-------- Data for the task --------
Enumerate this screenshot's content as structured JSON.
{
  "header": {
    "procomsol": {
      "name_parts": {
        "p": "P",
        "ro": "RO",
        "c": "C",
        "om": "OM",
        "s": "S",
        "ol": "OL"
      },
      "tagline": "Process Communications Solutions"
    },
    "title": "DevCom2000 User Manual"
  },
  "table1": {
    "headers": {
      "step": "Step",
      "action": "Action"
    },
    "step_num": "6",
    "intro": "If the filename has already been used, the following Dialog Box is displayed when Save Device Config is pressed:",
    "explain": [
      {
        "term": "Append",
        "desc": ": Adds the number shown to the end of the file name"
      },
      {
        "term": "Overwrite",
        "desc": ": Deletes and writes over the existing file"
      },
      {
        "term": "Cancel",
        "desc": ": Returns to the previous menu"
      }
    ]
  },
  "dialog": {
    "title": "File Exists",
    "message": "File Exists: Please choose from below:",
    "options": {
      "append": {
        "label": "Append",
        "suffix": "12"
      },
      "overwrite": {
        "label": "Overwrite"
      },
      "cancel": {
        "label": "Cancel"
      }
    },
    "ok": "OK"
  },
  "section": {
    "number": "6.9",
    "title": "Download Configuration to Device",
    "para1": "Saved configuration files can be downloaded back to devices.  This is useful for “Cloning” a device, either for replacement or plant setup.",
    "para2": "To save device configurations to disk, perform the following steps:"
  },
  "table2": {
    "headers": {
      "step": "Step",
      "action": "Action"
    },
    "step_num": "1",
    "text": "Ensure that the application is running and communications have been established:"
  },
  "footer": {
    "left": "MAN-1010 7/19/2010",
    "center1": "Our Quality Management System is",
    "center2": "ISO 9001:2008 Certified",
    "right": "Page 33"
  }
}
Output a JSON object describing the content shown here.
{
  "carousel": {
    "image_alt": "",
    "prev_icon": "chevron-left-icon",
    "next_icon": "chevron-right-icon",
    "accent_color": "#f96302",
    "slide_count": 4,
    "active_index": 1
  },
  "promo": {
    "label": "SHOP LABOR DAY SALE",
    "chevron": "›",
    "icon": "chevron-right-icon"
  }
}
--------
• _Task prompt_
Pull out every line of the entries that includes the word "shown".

• _Output of the exercise_
        "desc": ": Adds the number shown to the end of the file name"
Output a JSON object describing the content shown here.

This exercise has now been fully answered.